Provided entries =>
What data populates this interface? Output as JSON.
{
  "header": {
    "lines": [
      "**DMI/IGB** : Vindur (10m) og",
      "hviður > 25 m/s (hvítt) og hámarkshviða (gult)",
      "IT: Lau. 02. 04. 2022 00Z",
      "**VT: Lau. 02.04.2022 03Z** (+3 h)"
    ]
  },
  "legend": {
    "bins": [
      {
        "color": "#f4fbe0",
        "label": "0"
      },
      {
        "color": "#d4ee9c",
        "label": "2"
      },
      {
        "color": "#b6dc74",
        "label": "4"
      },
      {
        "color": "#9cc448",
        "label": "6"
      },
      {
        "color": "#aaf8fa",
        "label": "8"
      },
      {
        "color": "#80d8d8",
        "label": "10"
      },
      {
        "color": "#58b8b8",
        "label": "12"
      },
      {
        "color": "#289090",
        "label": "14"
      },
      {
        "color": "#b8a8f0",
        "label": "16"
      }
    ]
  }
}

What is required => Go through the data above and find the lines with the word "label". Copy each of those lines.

Reply to the task =>
        "label": "0"
        "label": "2"
        "label": "4"
        "label": "6"
        "label": "8"
        "label": "10"
        "label": "12"
        "label": "14"
        "label": "16"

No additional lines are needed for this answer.